Sitting causes the muscles to burn less fat and causes blood to flow at a slower pace, which allows more fatty acids to easily clog the heart. Long-term effects of prolonged sitting also include high blood pressure and elevated cholesterol. People with a sedentary lifestyle, that includes sitting a majority of their day, are more than twice as likely to have heart diseases and related issues than those who sit less frequently.
Latinos are already at huge risk for heart disease, with it being reported in 2013 that Latinos are the most at risk group for heart disease. There are many factors that lead to heart disease among Latinos, like adoption of the U.S. diet, language barriers with healthcare providers, and access to healthy foods or physical activity, and sitting may be contributing as well.

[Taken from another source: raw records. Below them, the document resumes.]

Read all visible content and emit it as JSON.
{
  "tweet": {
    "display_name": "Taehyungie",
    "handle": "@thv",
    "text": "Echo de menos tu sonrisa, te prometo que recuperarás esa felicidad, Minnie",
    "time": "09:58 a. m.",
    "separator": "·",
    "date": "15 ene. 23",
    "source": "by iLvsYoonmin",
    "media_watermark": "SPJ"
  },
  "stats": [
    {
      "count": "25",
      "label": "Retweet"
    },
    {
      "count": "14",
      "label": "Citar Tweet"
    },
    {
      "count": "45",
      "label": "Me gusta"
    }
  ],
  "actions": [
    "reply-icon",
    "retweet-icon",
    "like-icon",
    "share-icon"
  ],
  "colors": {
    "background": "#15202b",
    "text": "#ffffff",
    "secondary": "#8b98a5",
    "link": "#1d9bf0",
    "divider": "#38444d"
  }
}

Sitting can also increase the risk of colon, breast, and endometrial cancers. According to the infographic, the causes are unclear to how sitting affects these cancers but states that “one theory is that excess insulin encourages cell growth. Another is that regular movement boosts natural antioxidants that kill cell-damaging— and potentially cancer-causing — free radicals.”
Other health issues that may affect all Americans who sit for long periods of time are neck and shoulder pain, slowed brain function, spine and disk damage in the back, muscle degeneration, poor circulation in legs, soft bones throughout the body, and over-productive pancreas issues which leads to diabetes and other diseases.
However many Americans have jobs or lifestyles that require them to be sedentary for most of the day, so what can we do to decrease these health risks? The study suggests practicing correct posture techniques, sitting on an exercise ball, doing regular stretches of hips and back, alternate between sitting and standing at your workstation, trying yoga poses, and frequently getting up from your desk for a short walk.
To read more and download the infographic, click here.